Even the ‘companion’ character in this game, Phi, is an exercise in subversion. Phi initially comes across as very abrasive and condescending, and so the player is led to distrust her. She will advocate the most ruthless and self-serving choices, making her seem very heartless. Of course, things aren’t as they seem, and her choices, while defensive, always end up being the right choices. Phi’s attitude ends up stemming from the fact that she legitimately is the smartest person in any room she is in. Not only does she have previous knowledge of all of the puzzles in the complex, she also has a very deep understanding of advanced mathematics, physics, and chemistry, as well as high-order philosophy. And instead of being untrustworthy, she reveals herself as being the most loyal person in the group, at least toward the player character.
Now, Virtue’s Last Reward brings in several plot threads involving time travel that are perhaps the worst in the series, and the resolution of those plotlines is so disjointed and tangled that it should be very unsatisfying. It isn’t, though, because the characters involved are very full of heart, personality, and earnesty that you can’t help but feel something for them and want them to come out of things okay.
The truly impressive thing about the third game, Zero Time Dilemma, is that it almost never got made. The series was always pretty fringe and niche to begin with, and the fact that the series talks over the player’s head in more than one instance probably didn’t endear it to very many people. While the plot is very compelling, I can see where the various ‘bait and switch’ subversions can get very intellectually impenetrable, with sometimes very little payoff. Take, for example, the case where one novel by the celebrated author Kurt Vonnegut, Cat’s Cradle, is heavily referenced in the first game. As it turns out, that reference is a red herring, with certain key plot points actually being derived from another Vonnegut novel, Slaughterhouse Five.
It was, therefore, a huge surprise for everyone when Zero Time Dilemma was announced, was actually completed, and ended up being a narrative return-to-form after the wibbly-wobbly timey-wimey mess that the overarching plot of Virtue’s Last Reward ended up being. In this game, any pretense of a greater purpose for the puzzles and traps is removed and every choice is boiled down to a split-second decision. Every path, in other words, is focused on the snail.
Even though this is the game that wraps up many of the plotlines, there is one more initial assumption pushed onto the player: the assumption that there are no good people left in the world. By this point, all of the returning characters have had to do horrible things in order to survive, and even out of the new characters, most of them seem very, very ‘off’ in ways that amount to severe sociopathic issues.

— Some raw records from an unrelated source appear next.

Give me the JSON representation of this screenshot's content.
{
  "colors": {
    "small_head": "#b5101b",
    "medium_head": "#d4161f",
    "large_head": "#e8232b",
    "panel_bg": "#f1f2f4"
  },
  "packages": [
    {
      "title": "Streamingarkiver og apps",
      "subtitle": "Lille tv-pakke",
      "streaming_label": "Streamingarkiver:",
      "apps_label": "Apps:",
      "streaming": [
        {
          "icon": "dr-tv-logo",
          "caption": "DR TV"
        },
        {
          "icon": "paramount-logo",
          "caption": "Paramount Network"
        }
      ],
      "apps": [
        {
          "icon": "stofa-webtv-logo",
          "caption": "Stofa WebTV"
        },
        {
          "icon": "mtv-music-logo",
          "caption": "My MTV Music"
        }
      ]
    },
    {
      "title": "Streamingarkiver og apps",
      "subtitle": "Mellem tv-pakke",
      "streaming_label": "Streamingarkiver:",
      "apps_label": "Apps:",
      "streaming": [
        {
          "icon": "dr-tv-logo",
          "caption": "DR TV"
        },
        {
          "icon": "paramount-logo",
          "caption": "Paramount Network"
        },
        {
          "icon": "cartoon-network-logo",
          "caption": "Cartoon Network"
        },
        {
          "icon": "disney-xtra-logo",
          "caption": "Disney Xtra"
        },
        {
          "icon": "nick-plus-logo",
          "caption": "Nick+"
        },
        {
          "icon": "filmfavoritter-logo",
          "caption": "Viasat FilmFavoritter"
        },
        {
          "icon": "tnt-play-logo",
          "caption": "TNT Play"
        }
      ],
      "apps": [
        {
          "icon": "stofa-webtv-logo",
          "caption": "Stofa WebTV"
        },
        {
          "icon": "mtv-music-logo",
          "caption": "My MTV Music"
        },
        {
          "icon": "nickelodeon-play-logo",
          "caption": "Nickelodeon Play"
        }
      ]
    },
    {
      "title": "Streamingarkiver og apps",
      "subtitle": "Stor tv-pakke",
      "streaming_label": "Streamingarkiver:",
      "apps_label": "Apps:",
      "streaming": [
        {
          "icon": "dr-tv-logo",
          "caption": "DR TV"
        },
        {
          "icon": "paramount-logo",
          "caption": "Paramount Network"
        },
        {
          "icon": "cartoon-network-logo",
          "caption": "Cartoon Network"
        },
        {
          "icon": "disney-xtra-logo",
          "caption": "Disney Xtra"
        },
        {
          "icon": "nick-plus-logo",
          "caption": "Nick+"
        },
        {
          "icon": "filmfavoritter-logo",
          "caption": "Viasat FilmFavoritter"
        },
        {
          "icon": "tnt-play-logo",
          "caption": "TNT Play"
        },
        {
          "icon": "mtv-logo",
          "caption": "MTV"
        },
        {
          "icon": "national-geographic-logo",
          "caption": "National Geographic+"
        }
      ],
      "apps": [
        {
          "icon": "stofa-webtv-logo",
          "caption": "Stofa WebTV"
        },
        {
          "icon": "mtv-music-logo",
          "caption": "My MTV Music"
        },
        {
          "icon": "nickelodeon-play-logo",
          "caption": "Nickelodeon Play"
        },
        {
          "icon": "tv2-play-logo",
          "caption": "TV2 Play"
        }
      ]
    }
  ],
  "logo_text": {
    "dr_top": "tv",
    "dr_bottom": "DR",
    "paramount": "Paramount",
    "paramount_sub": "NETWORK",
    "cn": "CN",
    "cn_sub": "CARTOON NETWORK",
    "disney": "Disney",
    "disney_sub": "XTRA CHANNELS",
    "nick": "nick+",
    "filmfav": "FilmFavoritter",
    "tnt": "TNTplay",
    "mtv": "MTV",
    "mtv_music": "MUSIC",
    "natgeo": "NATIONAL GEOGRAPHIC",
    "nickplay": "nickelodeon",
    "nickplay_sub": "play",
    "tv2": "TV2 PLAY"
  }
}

Out of the people trapped in this game’s puzzle complex, there is only one who seems like a good person, but because of everything else that has gone on so far, the initial reaction is to distrust him and his motives.
However, is it not the reaction of the people who are affected by a choice to blame the thing that caused the choice in the first place? Consider the story of the snail. In that story, is the snail to blame for the woman’s death? Or was the snail simply an innocent creature in the wrong place at the wrong time? There is yet one more assumption to be made, and that is that the snail is the thing in the situation that is immutable.
But everyone has a choice, including the snail. And the point that is being made, by Zero and by the games themselves, is that sometimes we are the woman, but far far more often, we are the snail.